▶ [What is expected] Leaving out the images, please output every entry exactly as it appears.

Web page and app entries
________________

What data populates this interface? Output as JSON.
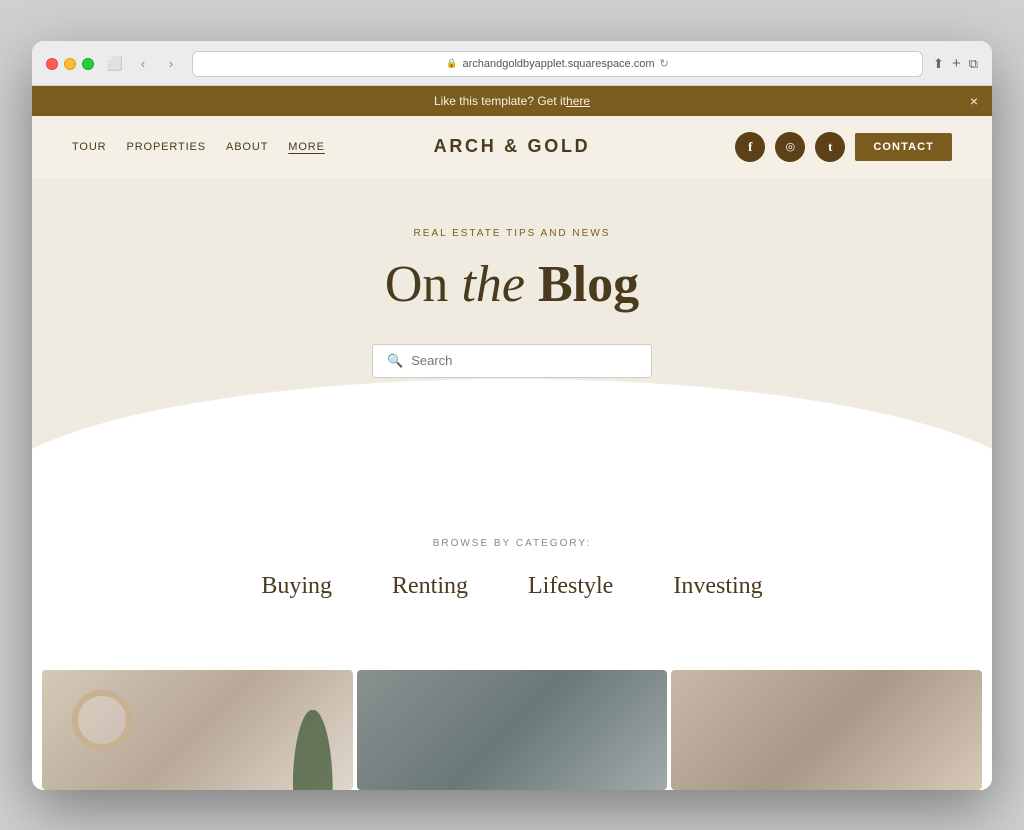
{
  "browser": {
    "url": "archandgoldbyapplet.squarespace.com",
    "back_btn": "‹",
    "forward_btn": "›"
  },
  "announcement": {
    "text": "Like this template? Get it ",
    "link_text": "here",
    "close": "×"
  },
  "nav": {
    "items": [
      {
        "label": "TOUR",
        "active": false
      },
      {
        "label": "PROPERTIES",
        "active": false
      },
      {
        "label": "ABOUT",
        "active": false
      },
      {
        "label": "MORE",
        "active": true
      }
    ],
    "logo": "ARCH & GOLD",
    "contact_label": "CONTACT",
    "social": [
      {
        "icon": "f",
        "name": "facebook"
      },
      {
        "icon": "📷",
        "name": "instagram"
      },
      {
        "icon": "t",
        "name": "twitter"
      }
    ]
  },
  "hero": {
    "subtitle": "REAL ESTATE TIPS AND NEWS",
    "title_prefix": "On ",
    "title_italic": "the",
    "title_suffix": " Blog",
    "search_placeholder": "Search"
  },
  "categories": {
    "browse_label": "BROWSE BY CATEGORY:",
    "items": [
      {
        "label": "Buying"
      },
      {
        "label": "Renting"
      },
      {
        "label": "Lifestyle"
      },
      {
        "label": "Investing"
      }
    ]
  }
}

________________

▶ [Task answer]
What data populates this interface? Output as JSON.
{
  "browser": {
    "url": "archandgoldbyapplet.squarespace.com",
    "back_btn": "‹",
    "forward_btn": "›"
  },
  "announcement": {
    "text": "Like this template? Get it ",
    "link_text": "here",
    "close": "×"
  },
  "nav": {
    "items": [
      {
        "label": "TOUR",
        "active": false
      },
      {
        "label": "PROPERTIES",
        "active": false
      },
      {
        "label": "ABOUT",
        "active": false
      },
      {
        "label": "MORE",
        "active": true
      }
    ],
    "logo": "ARCH & GOLD",
    "contact_label": "CONTACT",
    "social": [
      {
        "icon": "f",
        "name": "facebook"
      },
      {
        "icon": "📷",
        "name": "instagram"
      },
      {
        "icon": "t",
        "name": "twitter"
      }
    ]
  },
  "hero": {
    "subtitle": "REAL ESTATE TIPS AND NEWS",
    "title_prefix": "On ",
    "title_italic": "the",
    "title_suffix": " Blog",
    "search_placeholder": "Search"
  },
  "categories": {
    "browse_label": "BROWSE BY CATEGORY:",
    "items": [
      {
        "label": "Buying"
      },
      {
        "label": "Renting"
      },
      {
        "label": "Lifestyle"
      },
      {
        "label": "Investing"
      }
    ]
  }
}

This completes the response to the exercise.